Once the mushrooms are moist, add the garlic, let cook for a minute more, and then pour in the wine and add the thyme leaves. Start scraping the bottom of the pan with a wooden or plastic spatula to free up those bits of beef that stuck to the bottom. They are amazingly flavorful and need to get into circulation.
When the wine starts to bubble, let it go another minute or so, stirring as needed, and then add the stock and let bubble, reducing for five to ten minutes.
If you added flour to the onions a few steps ago, ignore anything I write about corn starch. Corn starch was an experiment that went well, but not as well as tried and true flour. If you went with flour, check for thickness. If the gravy’s too thin add some of the remaining tbsp. of flour until you’re happy.
If you didn’t add flour, add a tbsp. of corn starch now and stir, adding more if needed.
Put the patties back into the pan, submerge as best as possible and reduce to a low simmer. Let them cook for twenty minutes, flipping them over at the half mark, stirring when necessary.

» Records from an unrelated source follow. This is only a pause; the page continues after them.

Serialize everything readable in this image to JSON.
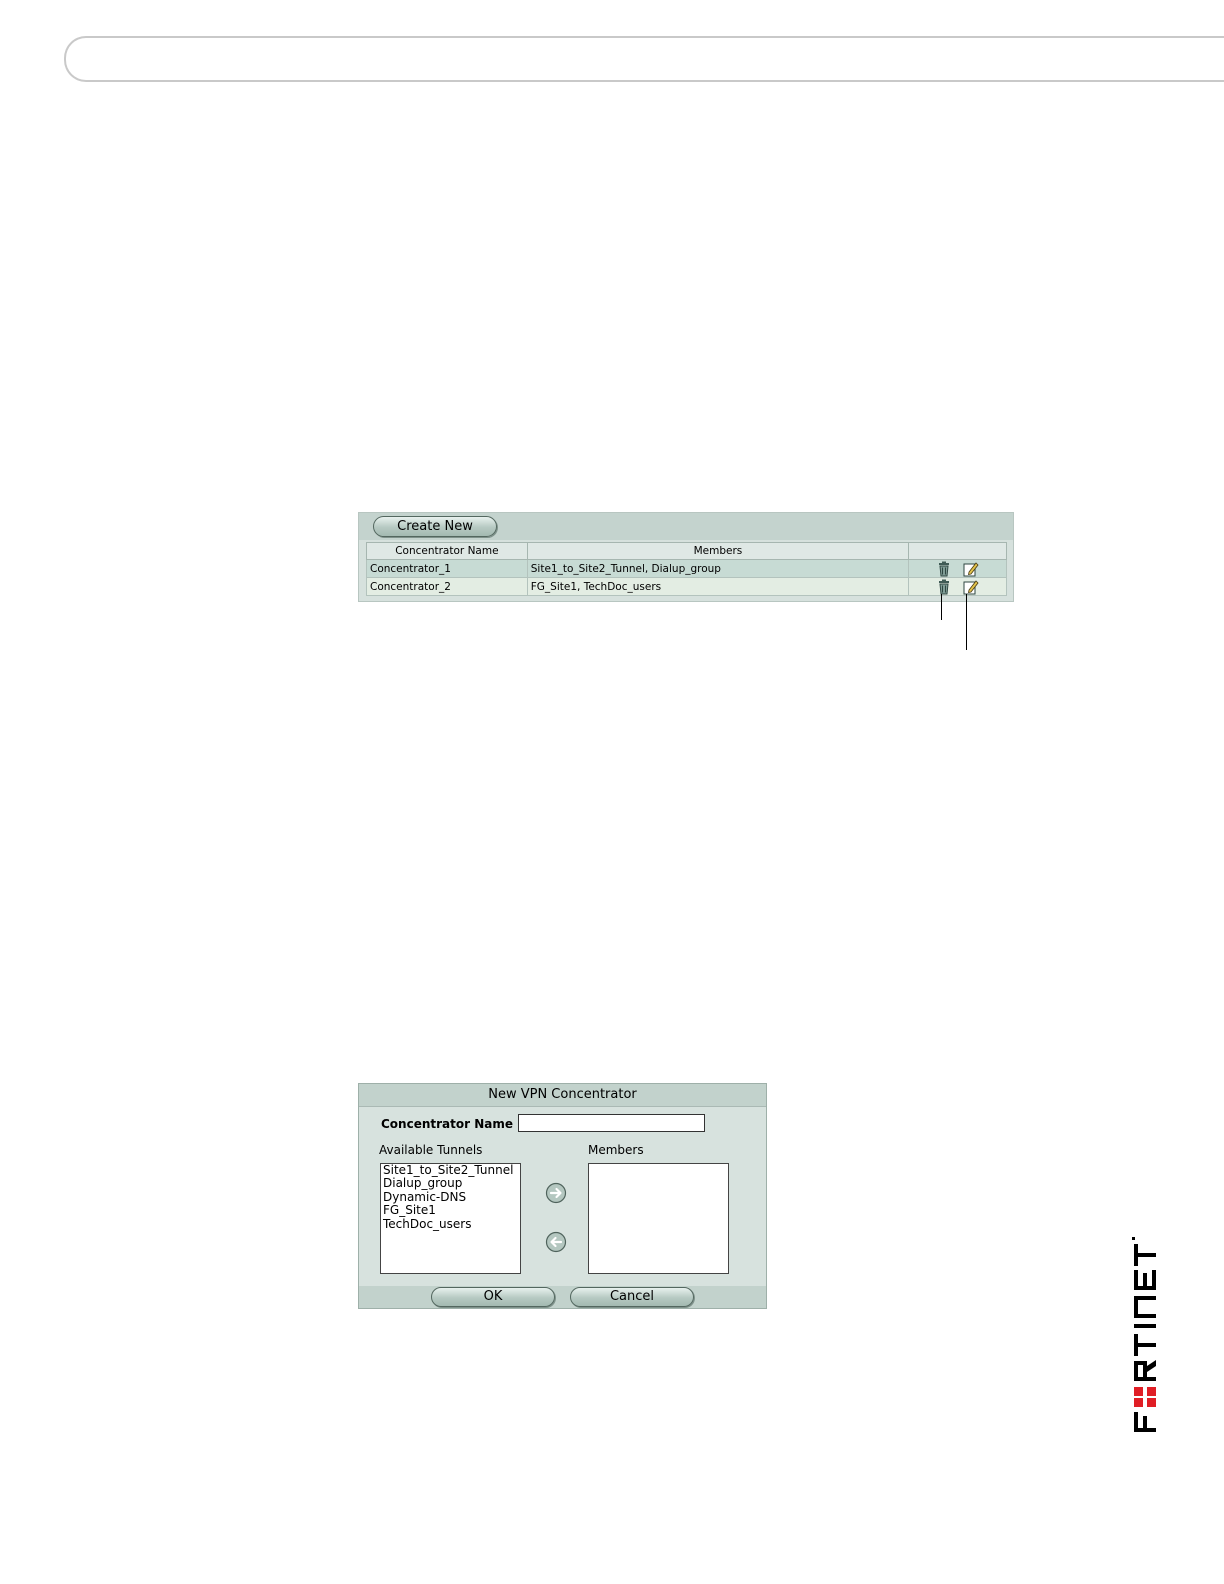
{
  "list_panel": {
    "create_new_label": "Create New",
    "columns": [
      "Concentrator Name",
      "Members",
      ""
    ],
    "rows": [
      {
        "name": "Concentrator_1",
        "members": "Site1_to_Site2_Tunnel, Dialup_group"
      },
      {
        "name": "Concentrator_2",
        "members": "FG_Site1, TechDoc_users"
      }
    ],
    "icons": {
      "delete": "trash-icon",
      "edit": "pencil-icon"
    }
  },
  "dialog": {
    "title": "New VPN Concentrator",
    "name_label": "Concentrator Name",
    "name_value": "",
    "available_label": "Available Tunnels",
    "members_label": "Members",
    "available_tunnels": [
      "Site1_to_Site2_Tunnel",
      "Dialup_group",
      "Dynamic-DNS",
      "FG_Site1",
      "TechDoc_users"
    ],
    "members": [],
    "ok_label": "OK",
    "cancel_label": "Cancel",
    "icons": {
      "add": "arrow-right-icon",
      "remove": "arrow-left-icon"
    }
  },
  "logo": {
    "text": "FORTINET",
    "accent_color": "#e01e25"
  }
}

I served the steaks with a simple salad and some creamy mashed potatoes.
Oddly enough, the word “hamburger” had more or less taken over by the 1900 or so. Very few people were calling ground beef patties, on a bun or otherwise, anything else. Had it not been for the Germans getting bomb-y at the beginning of the twentieth century the name “Salisbury” might have been lost to culinary history. But the Germans did get bomb-y and that sparked a patriotic English renaming of things formerly referred to in German on both sides of the pond. The “Salisbury Steak” was the “Freedom Fries” of a bygone era.
Finally, I should note that beef was not Salisbury’s first attempt at a mono-food diet. He started with beans (you can imagine how that house must have smelled). Next he tried oatmeal. The third he hit upon beef, and that time was a charm, at least according to one doctor, a sizeable following, and of course, Elma Stuart.
So here’s to the third time being a charm. Down with the Rebel Ackbears. Enjoy the steaks. No injuries (both sides), and of course, Roll Tide.